==== Entries supplied
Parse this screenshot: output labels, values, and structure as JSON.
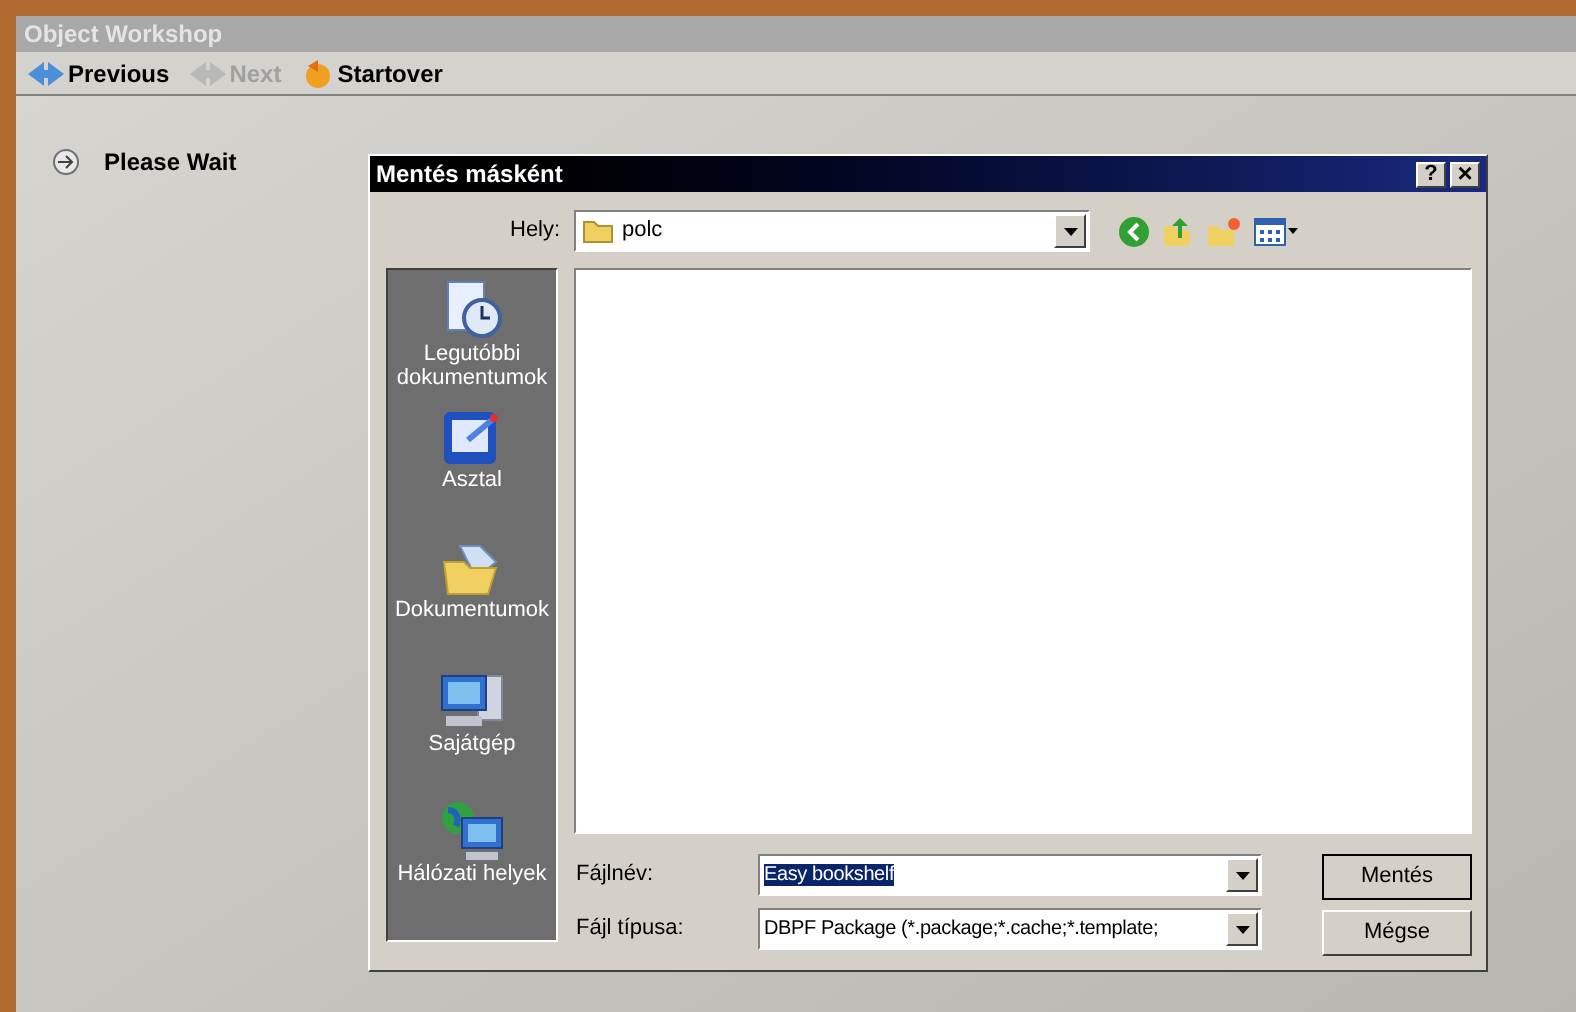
{
  "window": {
    "title": "Object Workshop"
  },
  "toolbar": [
    {
      "label": "Previous",
      "disabled": false,
      "kind": "back"
    },
    {
      "label": "Next",
      "disabled": true,
      "kind": "next"
    },
    {
      "label": "Startover",
      "disabled": false,
      "kind": "restart"
    }
  ],
  "steps": [
    {
      "label": "Please Wait"
    }
  ],
  "dialog": {
    "title": "Mentés másként",
    "help": "?",
    "close": "×",
    "location": {
      "label": "Hely:",
      "value": "polc"
    },
    "places": [
      {
        "label": "Legutóbbi dokumentumok",
        "kind": "recent"
      },
      {
        "label": "Asztal",
        "kind": "desktop"
      },
      {
        "label": "Dokumentumok",
        "kind": "documents"
      },
      {
        "label": "Sajátgép",
        "kind": "computer"
      },
      {
        "label": "Hálózati helyek",
        "kind": "network"
      }
    ],
    "filename": {
      "label": "Fájlnév:",
      "value": "Easy bookshelf"
    },
    "filetype": {
      "label": "Fájl típusa:",
      "value": "DBPF Package (*.package;*.cache;*.template;"
    },
    "buttons": [
      "Mentés",
      "Mégse"
    ]
  }
}
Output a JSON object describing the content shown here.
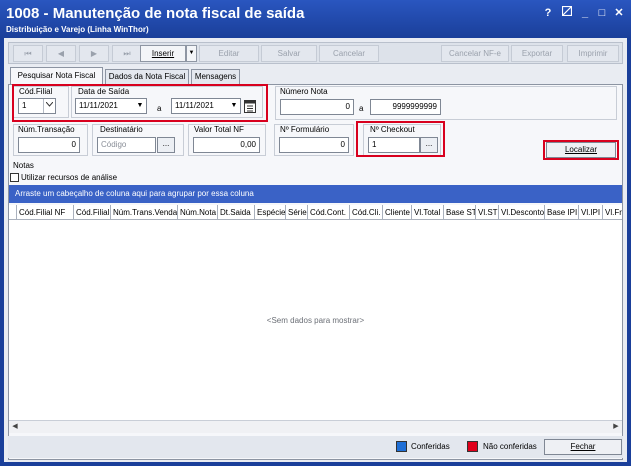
{
  "window": {
    "title": "1008 - Manutenção de nota fiscal de saída",
    "subtitle": "Distribuição e Varejo (Linha WinThor)",
    "help_glyph": "?",
    "minimize_glyph": "_",
    "maximize_glyph": "□",
    "close_glyph": "✕"
  },
  "toolbar": {
    "first": "⏮",
    "prev": "◀",
    "next": "▶",
    "last": "⏭",
    "inserir": "Inserir",
    "inserir_arrow": "▼",
    "editar": "Editar",
    "salvar": "Salvar",
    "cancelar": "Cancelar",
    "cancelar_nfe": "Cancelar NF-e",
    "exportar": "Exportar",
    "imprimir": "Imprimir"
  },
  "tabs": [
    {
      "label": "Pesquisar Nota Fiscal"
    },
    {
      "label": "Dados da Nota Fiscal"
    },
    {
      "label": "Mensagens"
    }
  ],
  "form": {
    "cod_filial_label": "Cód.Filial",
    "cod_filial_value": "1",
    "data_saida_label": "Data de Saída",
    "data_ini": "11/11/2021",
    "data_sep": "a",
    "data_fim": "11/11/2021",
    "numero_nota_label": "Número Nota",
    "numero_nota_ini": "0",
    "numero_nota_sep": "a",
    "numero_nota_fim": "9999999999",
    "num_transacao_label": "Núm.Transação",
    "num_transacao_value": "0",
    "destinatario_label": "Destinatário",
    "destinatario_placeholder": "Código",
    "valor_total_label": "Valor Total NF",
    "valor_total_value": "0,00",
    "formulario_label": "Nº Formulário",
    "formulario_value": "0",
    "checkout_label": "Nº Checkout",
    "checkout_value": "1",
    "dots": "...",
    "localizar": "Localizar"
  },
  "notas": {
    "label": "Notas",
    "analise_label": "Utilizar recursos de análise"
  },
  "grid": {
    "group_hint": "Arraste um cabeçalho de coluna aqui para agrupar por essa coluna",
    "columns": [
      "Cód.Filial NF",
      "Cód.Filial",
      "Núm.Trans.Venda",
      "Núm.Nota",
      "Dt.Saida",
      "Espécie",
      "Série",
      "Cód.Cont.",
      "Cód.Cli.",
      "Cliente",
      "Vl.Total",
      "Base ST",
      "Vl.ST",
      "Vl.Desconto",
      "Base IPI",
      "Vl.IPI",
      "Vl.Fre"
    ],
    "empty_message": "<Sem dados para mostrar>"
  },
  "status": {
    "conferidas_label": "Conferidas",
    "conferidas_color": "#1f6fd6",
    "nao_conferidas_label": "Não conferidas",
    "nao_conferidas_color": "#e0001b",
    "fechar": "Fechar"
  }
}
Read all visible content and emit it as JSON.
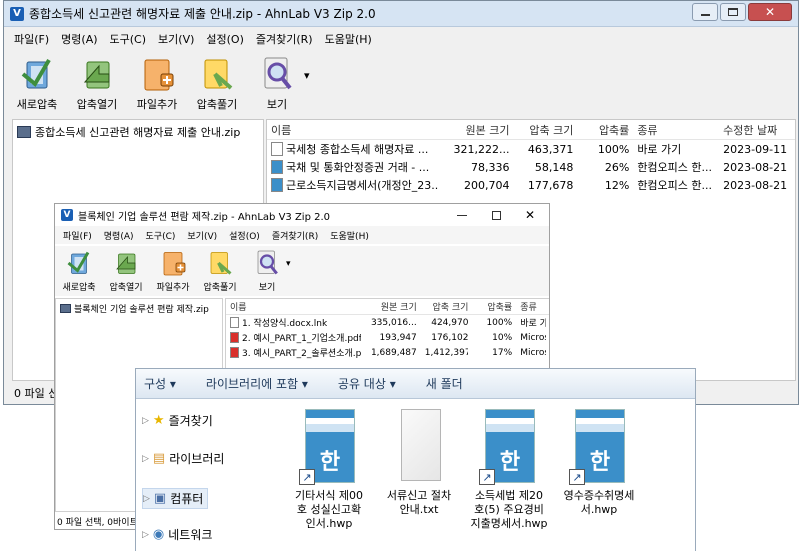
{
  "main_window": {
    "title": "종합소득세 신고관련 해명자료 제출 안내.zip - AhnLab V3 Zip 2.0",
    "menu": [
      "파일(F)",
      "명령(A)",
      "도구(C)",
      "보기(V)",
      "설정(O)",
      "즐겨찾기(R)",
      "도움말(H)"
    ],
    "toolbar": [
      "새로압축",
      "압축열기",
      "파일추가",
      "압축풀기",
      "보기"
    ],
    "tree_item": "종합소득세 신고관련 해명자료 제출 안내.zip",
    "columns": [
      "이름",
      "원본 크기",
      "압축 크기",
      "압축률",
      "종류",
      "수정한 날짜"
    ],
    "files": [
      {
        "name": "국세청 종합소득세 해명자료 ...",
        "orig": "321,222...",
        "comp": "463,371",
        "ratio": "100%",
        "type": "바로 가기",
        "date": "2023-09-11 ..."
      },
      {
        "name": "국채 및 통화안정증권 거래 - ...",
        "orig": "78,336",
        "comp": "58,148",
        "ratio": "26%",
        "type": "한컴오피스 한...",
        "date": "2023-08-21 ..."
      },
      {
        "name": "근로소득지급명세서(개정안_23...",
        "orig": "200,704",
        "comp": "177,678",
        "ratio": "12%",
        "type": "한컴오피스 한...",
        "date": "2023-08-21 ..."
      }
    ],
    "status": "0 파일 선"
  },
  "second_window": {
    "title": "블록체인 기업 솔루션 편람 제작.zip - AhnLab V3 Zip 2.0",
    "menu": [
      "파일(F)",
      "명령(A)",
      "도구(C)",
      "보기(V)",
      "설정(O)",
      "즐겨찾기(R)",
      "도움말(H)"
    ],
    "toolbar": [
      "새로압축",
      "압축열기",
      "파일추가",
      "압축풀기",
      "보기"
    ],
    "tree_item": "블록체인 기업 솔루션 편람 제작.zip",
    "columns": [
      "이름",
      "원본 크기",
      "압축 크기",
      "압축률",
      "종류"
    ],
    "files": [
      {
        "name": "1. 작성양식.docx.lnk",
        "orig": "335,016...",
        "comp": "424,970",
        "ratio": "100%",
        "type": "바로 가"
      },
      {
        "name": "2. 예시_PART_1_기업소개.pdf",
        "orig": "193,947",
        "comp": "176,102",
        "ratio": "10%",
        "type": "Microso"
      },
      {
        "name": "3. 예시_PART_2_솔루션소개.pdf",
        "orig": "1,689,487",
        "comp": "1,412,397",
        "ratio": "17%",
        "type": "Microso"
      }
    ],
    "status": "0 파일 선택, 0바이트"
  },
  "explorer": {
    "toolbar": [
      "구성 ▾",
      "라이브러리에 포함 ▾",
      "공유 대상 ▾",
      "새 폴더"
    ],
    "nav": [
      "즐겨찾기",
      "라이브러리",
      "컴퓨터",
      "네트워크"
    ],
    "files": [
      {
        "label": "기타서식 제00\n호 성실신고확\n인서.hwp",
        "kind": "hwp"
      },
      {
        "label": "서류신고 절차\n안내.txt",
        "kind": "txt"
      },
      {
        "label": "소득세법 제20\n호(5) 주요경비\n지출명세서.hwp",
        "kind": "hwp"
      },
      {
        "label": "영수증수취명세\n서.hwp",
        "kind": "hwp"
      }
    ]
  },
  "colors": {
    "accent": "#1a5fb4",
    "close_red": "#c75050",
    "hwp_blue": "#3b8fc9"
  }
}
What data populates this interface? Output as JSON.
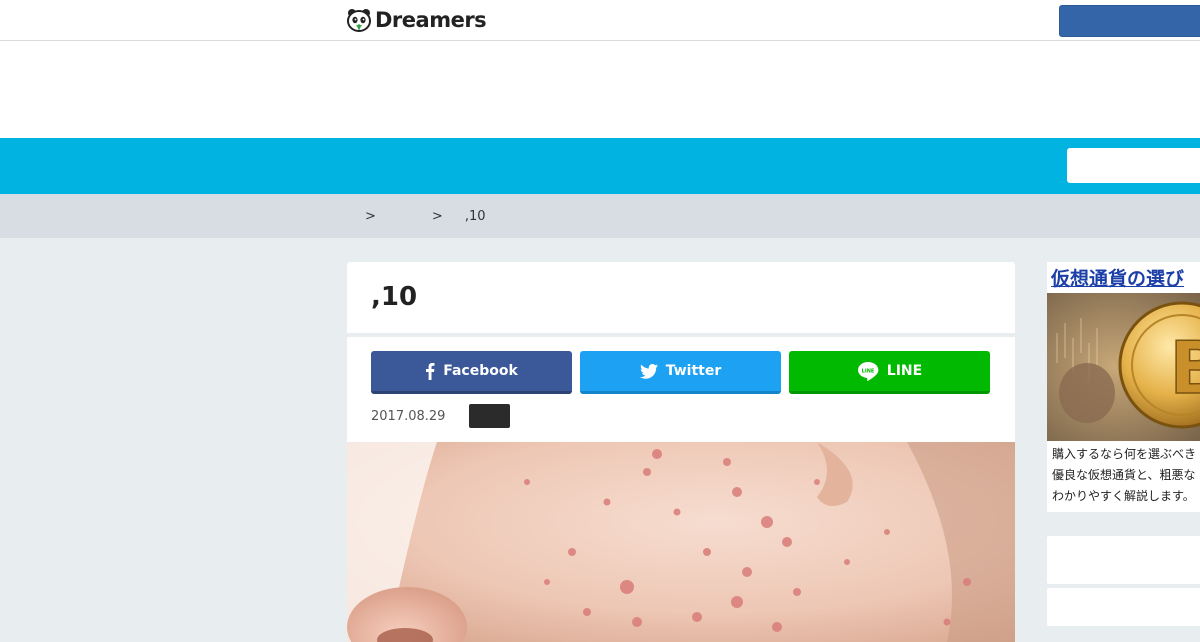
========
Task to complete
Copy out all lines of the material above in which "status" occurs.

Response below
  "status": {
    "status": "0 파일 선"
    "status": "0 파일 선택, 0바이트"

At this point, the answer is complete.